- Global report on diabetes. World Health Organization. http://www.who.int/diabetes/global-report/en/.
- Ogurtsova K, da Rocha Fernandes JD, Huang Y, Linnenkamp U, Guariguata L, Cho NH, Cavan D, Shaw JE, Makaroff LE. IDF Diabetes Atlas: Global estimates for the prevalence of diabetes for 2015 and 2040. Diabetes Res Clin Pract. 2017 Jun;128:40-50. doi: 10.1016/j.diabres.2017.03.024.
- The Cost of Diabetes. American Diabetes Association. http://www.diabetes.org/advocacy/news-events/cost-of-diabetes.html.
- Ramachandran A, Snehalatha C, Shetty AS, Nanditha A. Trends in prevalence of diabetes in Asian countries. World J Diabetes. 2012;3(6):110-117.
- Kumar A, Goel MK, Jain RB, Khanna P, Chaudhary V. India towards diabetes control: Key issues. Australas Med J. 2013;6(10):524-531.
- Joshi SR, Parikh RM. India--diabetes capital of the world: now heading towards hypertension. J Assoc Physicians India. 2007;55:323-324.

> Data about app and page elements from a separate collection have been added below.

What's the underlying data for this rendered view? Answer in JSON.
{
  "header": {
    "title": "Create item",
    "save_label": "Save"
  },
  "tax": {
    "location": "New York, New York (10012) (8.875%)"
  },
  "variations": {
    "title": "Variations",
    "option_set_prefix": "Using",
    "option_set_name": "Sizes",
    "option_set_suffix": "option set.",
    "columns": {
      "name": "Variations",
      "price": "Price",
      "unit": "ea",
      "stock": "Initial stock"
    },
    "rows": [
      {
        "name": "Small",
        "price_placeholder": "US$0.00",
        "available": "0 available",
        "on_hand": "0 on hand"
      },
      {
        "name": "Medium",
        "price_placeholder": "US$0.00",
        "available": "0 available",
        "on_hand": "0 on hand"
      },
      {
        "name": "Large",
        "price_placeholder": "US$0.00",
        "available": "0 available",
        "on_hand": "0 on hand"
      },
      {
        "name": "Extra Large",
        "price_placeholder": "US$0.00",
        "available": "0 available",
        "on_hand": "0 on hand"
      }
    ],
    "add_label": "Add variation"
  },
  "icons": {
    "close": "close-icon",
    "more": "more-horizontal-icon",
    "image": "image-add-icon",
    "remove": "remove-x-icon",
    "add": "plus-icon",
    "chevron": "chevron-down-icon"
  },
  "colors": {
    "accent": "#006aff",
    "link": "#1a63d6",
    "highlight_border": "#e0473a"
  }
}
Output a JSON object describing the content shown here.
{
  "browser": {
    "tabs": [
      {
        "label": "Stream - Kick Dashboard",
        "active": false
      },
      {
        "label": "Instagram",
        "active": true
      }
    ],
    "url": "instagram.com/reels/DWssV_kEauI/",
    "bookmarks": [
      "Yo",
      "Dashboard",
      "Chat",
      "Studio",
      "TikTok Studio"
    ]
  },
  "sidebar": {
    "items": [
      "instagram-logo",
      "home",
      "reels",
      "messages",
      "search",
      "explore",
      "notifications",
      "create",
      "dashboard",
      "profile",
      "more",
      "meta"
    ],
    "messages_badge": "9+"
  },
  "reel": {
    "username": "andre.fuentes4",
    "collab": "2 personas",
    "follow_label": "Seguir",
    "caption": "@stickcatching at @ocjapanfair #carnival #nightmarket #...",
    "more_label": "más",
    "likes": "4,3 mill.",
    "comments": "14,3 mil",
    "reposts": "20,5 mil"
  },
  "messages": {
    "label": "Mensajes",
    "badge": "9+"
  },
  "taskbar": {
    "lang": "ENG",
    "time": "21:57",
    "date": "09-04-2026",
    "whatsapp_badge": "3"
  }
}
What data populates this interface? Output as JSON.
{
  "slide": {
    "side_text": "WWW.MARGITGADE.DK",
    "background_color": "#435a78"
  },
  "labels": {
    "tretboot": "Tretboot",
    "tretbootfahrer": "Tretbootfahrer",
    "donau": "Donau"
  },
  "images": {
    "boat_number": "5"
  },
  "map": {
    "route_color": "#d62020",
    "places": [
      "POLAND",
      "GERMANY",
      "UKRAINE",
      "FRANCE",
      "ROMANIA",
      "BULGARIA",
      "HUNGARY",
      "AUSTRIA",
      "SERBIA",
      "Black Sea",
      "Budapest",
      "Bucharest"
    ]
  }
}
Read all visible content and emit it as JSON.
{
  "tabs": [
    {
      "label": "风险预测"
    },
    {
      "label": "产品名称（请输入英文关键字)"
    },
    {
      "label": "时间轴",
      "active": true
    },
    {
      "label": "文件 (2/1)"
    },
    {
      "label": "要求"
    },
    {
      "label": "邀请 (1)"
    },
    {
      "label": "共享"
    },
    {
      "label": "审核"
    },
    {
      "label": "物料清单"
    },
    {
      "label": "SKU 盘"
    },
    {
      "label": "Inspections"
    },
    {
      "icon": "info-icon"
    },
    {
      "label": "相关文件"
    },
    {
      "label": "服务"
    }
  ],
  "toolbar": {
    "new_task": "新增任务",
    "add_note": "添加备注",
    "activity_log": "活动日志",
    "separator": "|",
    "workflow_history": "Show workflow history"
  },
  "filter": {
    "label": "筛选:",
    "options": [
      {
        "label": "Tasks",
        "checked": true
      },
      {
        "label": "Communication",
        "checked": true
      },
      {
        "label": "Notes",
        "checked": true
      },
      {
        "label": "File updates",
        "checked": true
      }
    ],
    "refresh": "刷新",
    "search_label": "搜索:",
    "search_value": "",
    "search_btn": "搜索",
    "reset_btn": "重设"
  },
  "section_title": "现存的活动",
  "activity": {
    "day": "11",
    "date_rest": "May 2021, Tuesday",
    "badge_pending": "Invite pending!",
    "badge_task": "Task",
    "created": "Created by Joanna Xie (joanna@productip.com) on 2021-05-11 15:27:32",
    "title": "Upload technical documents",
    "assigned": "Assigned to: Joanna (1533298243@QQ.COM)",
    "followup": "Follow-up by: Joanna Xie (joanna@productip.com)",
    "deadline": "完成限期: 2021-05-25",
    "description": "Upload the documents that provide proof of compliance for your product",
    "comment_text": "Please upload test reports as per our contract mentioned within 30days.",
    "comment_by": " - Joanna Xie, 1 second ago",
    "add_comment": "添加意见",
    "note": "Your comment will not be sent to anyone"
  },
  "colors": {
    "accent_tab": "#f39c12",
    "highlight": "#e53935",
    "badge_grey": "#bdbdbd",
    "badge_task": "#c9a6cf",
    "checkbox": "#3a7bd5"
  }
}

- Kaveeshwar SA, Cornwall J. The current state of diabetes mellitus in India. Australas Med J. 2014;7(1):45-48.
- Mannucci E, Dicembrini I, Lauria A, Pozzilli P. Is glucose control important for prevention of cardiovascular disease in diabetes? Diabetes Care. 2013;36 Suppl 2:S259-263.
- Kidney Disease (Nephropathy). American Diabetes Association. http://www.diabetes.org/living-with-diabetes/complications/kidney-disease-nephropathy.html.
- Nerves (neuropathy). Diabetes UK. https://www.diabetes.org.uk/Guide-to-diabetes/Complications/Nerves_Neuropathy/.
- Dubé JJ, Allison KF, Rousson V, Goodpaster BH, Amati F. Exercise dose and insulin sensitivity: relevance for diabetes prevention. Med Sci Sports Exerc. 2012;44(5):793-799.